Whether it is you or your partner who wants a divorce, divorce is tough on anyone; it takes down the best of us.
Even if your divorce is mutual, something dies — the two of you, as a couple, are no longer. When you say, “I do,” it’s with the intention that this is the person you will stay with till death do you part.
You thought you had found the person you’ll grow old with, go through thick and thin with, have children with, watch those children grow up with, see them off to college with, have an empty nest with, and enter retirement with. …
“There’s no coming to consciousness without pain.” — Carl Jung
I thought I was unraveling during my divorce. In a way, I was. I was coming out of a ten-year fog lifted only by circumstances out of my control. An unraveling back to myself — resurrected through the daily insults and injuries thrown at me from every conceivable direction. The chaos slung at me had only one goal: Keep me off balance.
But something unexpected and positive came to the surface also. My confidence bubbled up.
Now, five file boxes sit in my garage collecting dust, every inch of them stuffed with paper from front to back with court filings. …
In 21 days, my husband met and slept with:
A mother of three –
Who herself has two divorces under her belt –
Who just turned 30 –
And was going to break up our 11-year marriage to move in with her.
A woman he has known for 21 days.
I keep repeating he has known her — and not known her — for 21 days, because I am still confounded by the fact that 21 days is not long enough to really know someone well enough to decide you want to move in with them, when the cost of that decision is breaking up everything you have built for the last 11 years. …
I finally escape my daughter’s room after she took a good hour to go down to sleep.
My energy has shifted to mostly absent and preoccupied. She picked up on it immediately, hence her anxiety, and more difficult bedtimes for both of us.
I cross the hall to the master bedroom to drop into bed myself, exhausted, when the vision of my husband stops me cold at our door.
I lean wearily against the door jam and watch him while I feel my sleep deprived bones course and awaken with rage. I’m barely 95 pounds now since I found out my husband had an affair, yet feel as if my body is carrying the heaviness of an elephant. …
You know that line in Annie Hall, when a baby-faced Jeff Goldblum, swaying, off-balance inebriated from some drug, says into the phone “I forgot my mantra” as Alvy Singer (played by Woody Allen), and Annie Hall (played by the fabulous Diane Keaton) leave a fabulous Beverly Hills party? Well, this is the scene that popped into my mind when I came home one night and found my husband talking to his computer.
What is a psychopath?
Because I’m pretty sure I have one in my life now. And there is not anything I can do about that.
And no, I’m not talking about the current resident in the WH, even though I did call him a narcissist early on, when he was a candidate.
I’m bent over at the waist.
Snorting, uncontrollable, hysterical deep-belly laughter takes control of my body.
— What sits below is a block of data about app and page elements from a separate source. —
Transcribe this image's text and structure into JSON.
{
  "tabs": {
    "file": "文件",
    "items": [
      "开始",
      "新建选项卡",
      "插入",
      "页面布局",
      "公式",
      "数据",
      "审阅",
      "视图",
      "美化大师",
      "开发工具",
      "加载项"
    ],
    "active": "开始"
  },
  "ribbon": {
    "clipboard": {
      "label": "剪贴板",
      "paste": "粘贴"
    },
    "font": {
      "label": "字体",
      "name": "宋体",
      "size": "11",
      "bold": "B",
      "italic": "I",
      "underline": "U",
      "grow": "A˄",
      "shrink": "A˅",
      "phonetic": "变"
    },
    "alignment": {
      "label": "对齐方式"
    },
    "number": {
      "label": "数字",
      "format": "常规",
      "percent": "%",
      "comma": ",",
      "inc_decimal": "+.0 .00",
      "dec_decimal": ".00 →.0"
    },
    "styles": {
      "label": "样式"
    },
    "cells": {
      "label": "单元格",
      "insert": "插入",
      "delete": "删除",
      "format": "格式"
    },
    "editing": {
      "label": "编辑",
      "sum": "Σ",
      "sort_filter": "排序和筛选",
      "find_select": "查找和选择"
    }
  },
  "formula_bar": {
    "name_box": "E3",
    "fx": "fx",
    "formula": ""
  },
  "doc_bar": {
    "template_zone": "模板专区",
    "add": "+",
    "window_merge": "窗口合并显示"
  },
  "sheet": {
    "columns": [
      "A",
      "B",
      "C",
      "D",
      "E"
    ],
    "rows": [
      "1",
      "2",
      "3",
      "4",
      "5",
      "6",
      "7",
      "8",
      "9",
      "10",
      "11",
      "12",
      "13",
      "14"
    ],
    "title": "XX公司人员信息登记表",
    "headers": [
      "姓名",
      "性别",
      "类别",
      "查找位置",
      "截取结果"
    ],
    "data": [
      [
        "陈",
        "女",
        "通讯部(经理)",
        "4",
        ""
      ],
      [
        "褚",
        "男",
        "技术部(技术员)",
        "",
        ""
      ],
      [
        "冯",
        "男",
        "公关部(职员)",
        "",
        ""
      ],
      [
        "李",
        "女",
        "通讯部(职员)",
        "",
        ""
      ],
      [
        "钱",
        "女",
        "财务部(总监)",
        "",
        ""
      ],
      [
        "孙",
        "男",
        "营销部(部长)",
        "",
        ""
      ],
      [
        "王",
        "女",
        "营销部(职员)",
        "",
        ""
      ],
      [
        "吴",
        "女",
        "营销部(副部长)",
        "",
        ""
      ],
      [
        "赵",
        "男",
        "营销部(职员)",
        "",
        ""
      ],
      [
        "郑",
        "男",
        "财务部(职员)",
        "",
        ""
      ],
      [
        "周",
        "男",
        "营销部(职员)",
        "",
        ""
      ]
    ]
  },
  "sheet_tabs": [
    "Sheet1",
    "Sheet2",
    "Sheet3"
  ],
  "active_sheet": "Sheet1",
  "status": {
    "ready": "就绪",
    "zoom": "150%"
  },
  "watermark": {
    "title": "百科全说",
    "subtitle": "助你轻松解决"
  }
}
The kind of roar that makes you ache from the inside and soothes the soul simultaneously. The kind you can’t stop no matter how much you will yourself to stop. You half want it to end, but can’t anyway, and you also want your hysterical laughter to keep going as long as it can because it makes you feel alive.
It happens during those moments in life when you know you are at a life-altering fork in the road. Something big, and out of your control, is forcing you off the life path you so painstakingly plotted out for yourself and you have to either laugh or cry at the absurdness of it all. You know staying on the path you thought you wanted will kill you, knowing what you now know. When life is so split open, and you have a sense of how random and unpredictable it is, and the craziness of it makes you feel more awake than you’ve felt in a really long time, like when you were a child living moment to moment. …
The beginning of the end.
The night is pitch black. The ocean air feels moist.
In a little town just outside Morro Bay,
a 40-year-old man is standing naked on the beach.
His legs spread wide; his arms raised above his head.
Suddenly, he lets out a guttural scream
even the crashing waves behind him cannot drown out.
In the little beach bungalow we are renting,
I lie awake in a small bed with my sleeping daughter.
I hear faint screaming in the distance,
and wonder where he is.
I feel his absence from our room and our lives,
the distance growing between us with each passing day.
I call to him. …
An acquaintance in her early 50s once said to me,
“It gets easier to lie to yourself as you get older.”
Both she and her husband had affairs. They decided to ignore their infidelities, forgive, and stay together for their three children. I didn’t say anything when she said this to me. I was silent.
It struck a nerve, though.
We do seem to settle more, for less than we deserve, as we grow older.
I pondered this idea and wondered if I would ever feel that it is OK to settle just because I am older, set in my ways, with mortgages, school tuitions and car payments to consider, and closer to death. …